From October 13 to October 19, 2017, the Uarctic Thematic network “Arctic Extractive Industries” held a masters/Phd course on the topic of Security, Governance and Geopolitics in relation to Arctic Extractive Industries. This time the organizers invited participants to Iceland. The course brought together students and faculty from Arctic universities and research centers from 10 different countries. The program came in three stages:
Firstly, everybody had the chance to participate in the Arctic Circle Assembly, this large international forum which took place in Reykjavik. The students had assigned sessions according to the course topics, which then in the second part of the course formed the basis for discussion, analysis and exchange of opinions on security, governance and geopolitics in the Arctic. The Arctic Circle Assembly was perfect ‘raw material’ for these debates, with its multiple presentations from government officials, science, industry and international organisations. The goal was to form the participants knowledge and opinion through the presentations of different players in the Arctic.
Secondly, the whole group moved to the University of Akyreyri in the North of Iceland, where we got briefed on local content and the Icelandic specifics in energy development.
In the classroom the students presented also their own work and exposed it to scrutiny by the present staff and fellow-participants. We were pleased to realise how the work of participants who had completed two or three courses at the post-graduate school had evolved, which showed that the programme in general was useful.
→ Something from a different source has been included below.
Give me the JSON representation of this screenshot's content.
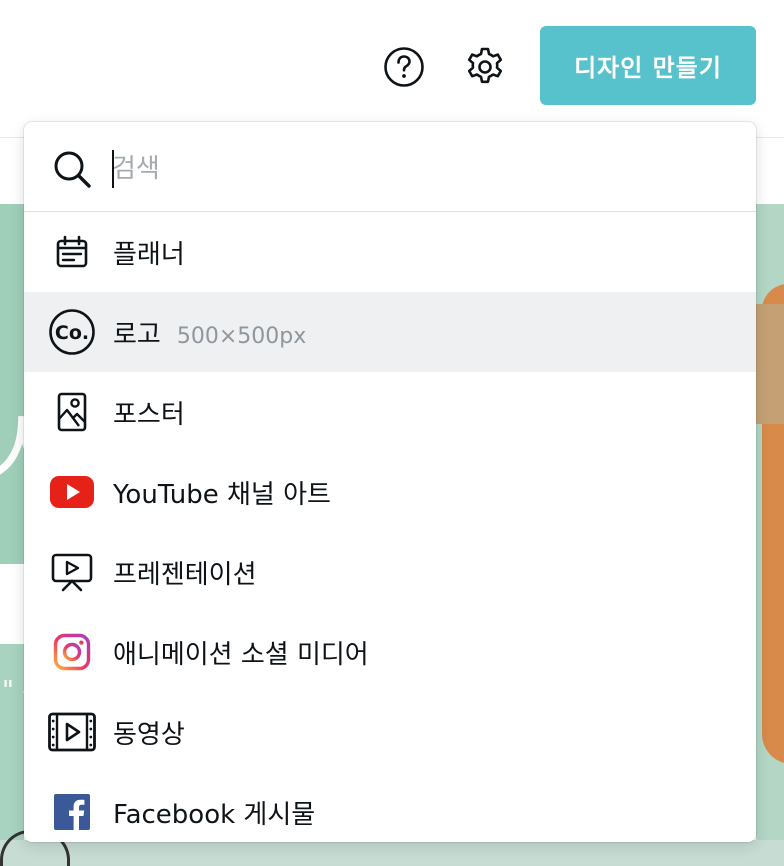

As a last wrap-up, we held discussions under the leadership the faculty how this ties in to the current tendencies in Arctic governance, security and geopolitics on all levels from the local village in the Arctic all the way to the United Nations.
From the scholarly point of view, it was most interesting to follow topical issues such as: what is security in all its facets in the Arctic, the role of science in Arctic geopolitics, track one and track two diplomacy, the role of China in Arctic governance, the future of the Arctic Council and the role of state and non-state actors in it, but also how good scholarship can help solving specific problems of the indigenous and local people in the Arctic, as well as how industry can take better into account the interests of indigenous people.
In past courses, this programme had set itself not only professional tasks, but also social ones. We continued this line also in Iceland, facilitating the meeting of the future scholarly elite in Arctic Studies with each other, to exchange ideas and make friends. Excursions are particularly useful for this, especially when you can tour the stunning Icelandic North and bath in the famous hot springs. Of course, the excursion was not just entertaining: it was a great idea of to organize it around a visit of the Chinese-Icelandic Aurora observatory “CIAO” close to Akureyri under construction.
This facility is being built in Iceland for Chinese money, for scientific research in the Arctic. Marc Lanteigne’s lectures on the bus set this in very good scence as an example of Chinese track two diplomacy in the Arctic. Afterwards in the waters of hot springs we actively discussed the role of non-Arctic states in Arctic geopolitics, and how honest is Chinese scientific investment for the sake of science and not just for getting access to Arctic resources or transport routes.
Course participants shared the view that both in the classroom and beyond, courses like this are a good opportunity to get a broader understanding of Arctic issues beyond your own narrowly defined topic, expose your work to colleagues and get comments by experienced faculty not only from your own university but all across the Arctic. Now it’s up to the students to live up to the expectations and hand in their assignments for the credits:)
Many thanks to the Centre for Peace Studies from UiT for spending so much time in putting this course together, and to our Icelandic hosts at the University of Akureyri, who provided an opportunity to conduct courses in their classrooms.